** Supplied records **
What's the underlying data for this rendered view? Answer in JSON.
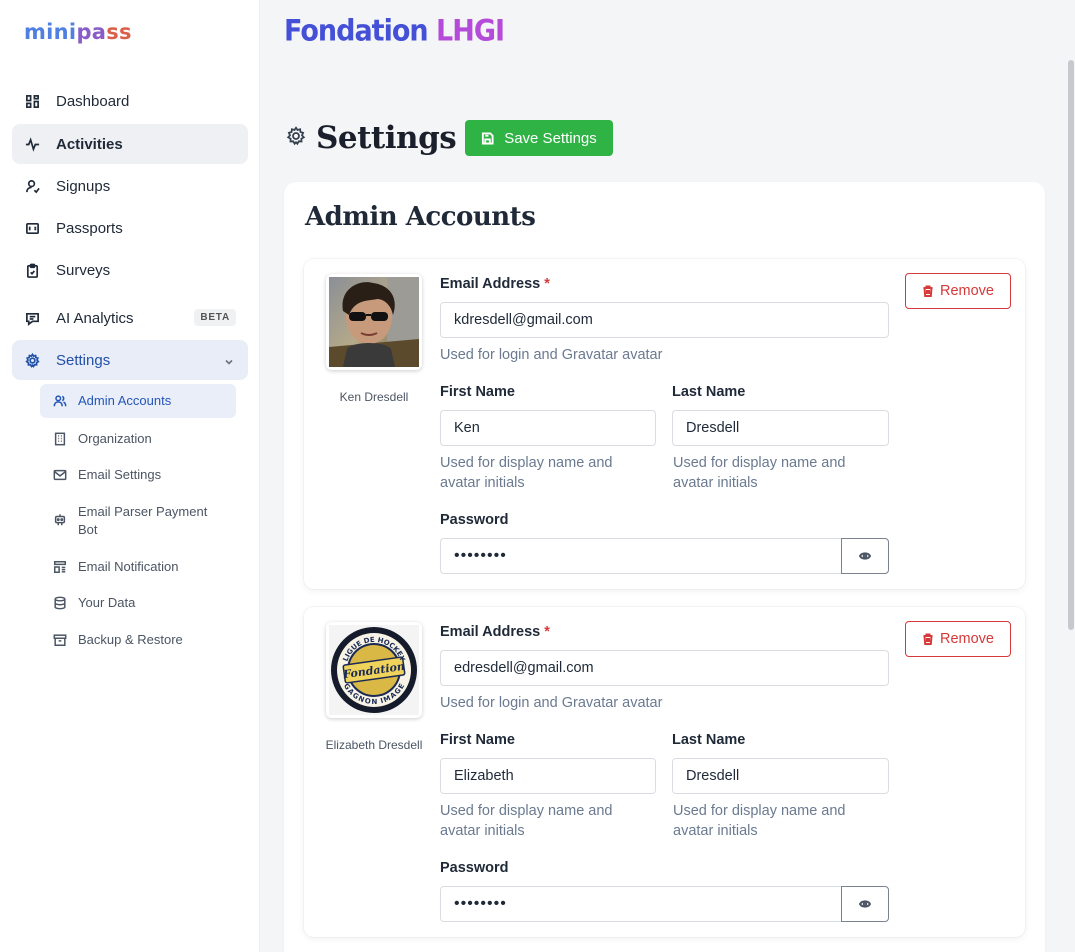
{
  "app": {
    "logo_part1": "mini",
    "logo_part2": "pa",
    "logo_part3": "ss",
    "org_name_part1": "Fondation",
    "org_name_part2": "LHGI"
  },
  "sidebar": {
    "items": [
      {
        "label": "Dashboard",
        "icon": "dashboard-icon"
      },
      {
        "label": "Activities",
        "icon": "activity-icon"
      },
      {
        "label": "Signups",
        "icon": "signups-icon"
      },
      {
        "label": "Passports",
        "icon": "passport-icon"
      },
      {
        "label": "Surveys",
        "icon": "clipboard-icon"
      },
      {
        "label": "AI Analytics",
        "icon": "chat-icon",
        "badge": "BETA"
      },
      {
        "label": "Settings",
        "icon": "gear-icon"
      }
    ],
    "sub_items": [
      {
        "label": "Admin Accounts",
        "icon": "users-icon"
      },
      {
        "label": "Organization",
        "icon": "building-icon"
      },
      {
        "label": "Email Settings",
        "icon": "mail-icon"
      },
      {
        "label": "Email Parser Payment Bot",
        "icon": "robot-icon"
      },
      {
        "label": "Email Notification",
        "icon": "template-icon"
      },
      {
        "label": "Your Data",
        "icon": "database-icon"
      },
      {
        "label": "Backup & Restore",
        "icon": "archive-icon"
      }
    ]
  },
  "page": {
    "title": "Settings",
    "save_label": "Save Settings",
    "section_title": "Admin Accounts"
  },
  "form_labels": {
    "email": "Email Address",
    "required_mark": "*",
    "email_hint": "Used for login and Gravatar avatar",
    "first_name": "First Name",
    "last_name": "Last Name",
    "name_hint": "Used for display name and avatar initials",
    "password": "Password",
    "remove": "Remove"
  },
  "accounts": [
    {
      "display_name": "Ken Dresdell",
      "email": "kdresdell@gmail.com",
      "first_name": "Ken",
      "last_name": "Dresdell",
      "password_mask": "••••••••"
    },
    {
      "display_name": "Elizabeth Dresdell",
      "email": "edresdell@gmail.com",
      "first_name": "Elizabeth",
      "last_name": "Dresdell",
      "password_mask": "••••••••"
    }
  ],
  "logo_badge": {
    "top": "LIGUE DE HOCKEY",
    "center": "Fondation",
    "bottom": "GAGNON IMAGE"
  },
  "colors": {
    "primary_green": "#2fb344",
    "danger_red": "#d63939",
    "accent_blue": "#2456b8"
  }
}
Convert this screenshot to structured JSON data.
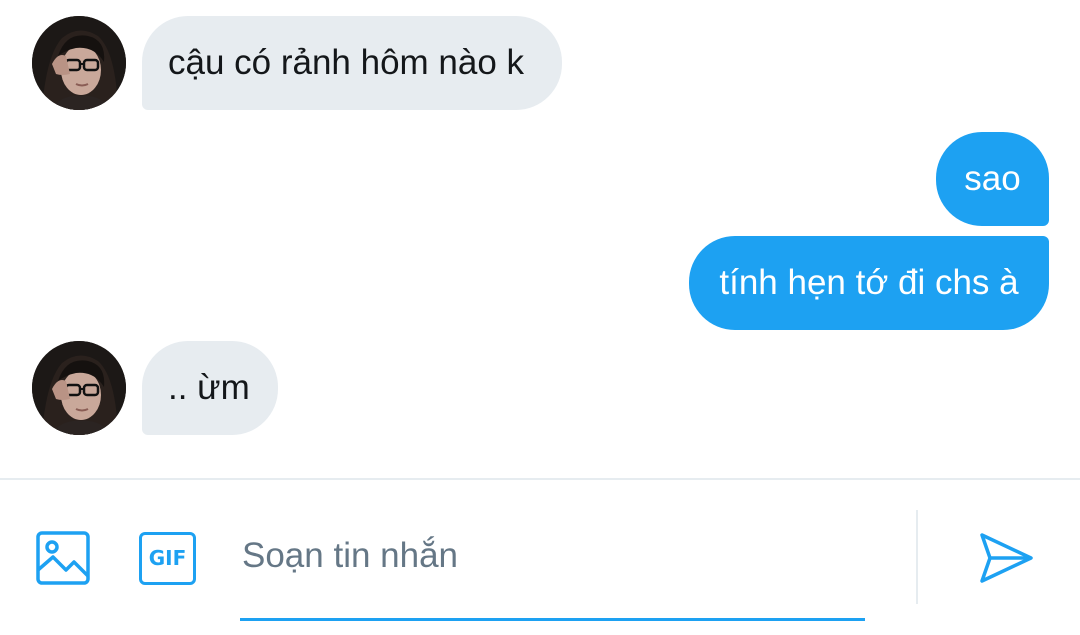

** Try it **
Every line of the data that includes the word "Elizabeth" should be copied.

** Answer to this problem **
      "display_name": "Elizabeth Dresdell",
      "first_name": "Elizabeth",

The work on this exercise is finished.